hearkened to the rising gusts, of how this change had fallen upon my uncle. All last winter he had been dark and fitful in his mind. Whenever the Roost ran high, or, as Mary said, whenever the Merry Men were dancing, he would lie out for hours together on the Head, if it were at night, or on the top of Aros by day, watching the tumult of the sea, and sweeping the horizon for a sail. After February the tenth, when the wealth-bringing wreck was cast ashore at Sandag, he had been at first unnaturally gay, and his excitement had never fallen in degree, but only changed in kind from dark to darker. He neglected his work, and kept Rorie idle. They two would speak together by the hour at the gable end, in guarded tones and with an air of secrecy and almost of guilt; and if she questioned either, as at first she sometimes did, her inquiries were put aside with confusion. Since Rorie had first remarked the fish that hung about the ferry, his master had never set foot but once upon the mainland of the Ross. That once—it was in the height of the springs—he had passed dryshod while the tide was out; but, having lingered overlong on the far side, found himself cut off from Aros by the returning waters. It was with a shriek of agony that he had leaped across the gut, and he had reached home thereafter in a fever-fit of fear.

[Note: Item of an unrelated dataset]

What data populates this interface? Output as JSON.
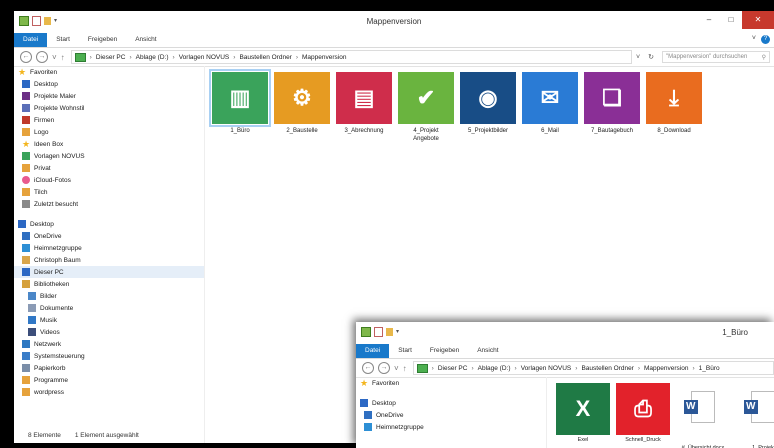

A fear of the sea, a constant haunting thought of the sea, appeared in his talk and devotions, and even in his looks when he was silent.
Rorie alone came in to supper; but a little later my uncle appeared, took a bottle under his arm, put some bread in his pocket, and set forth again to his outlook, followed this time by Rorie. I heard that the schooner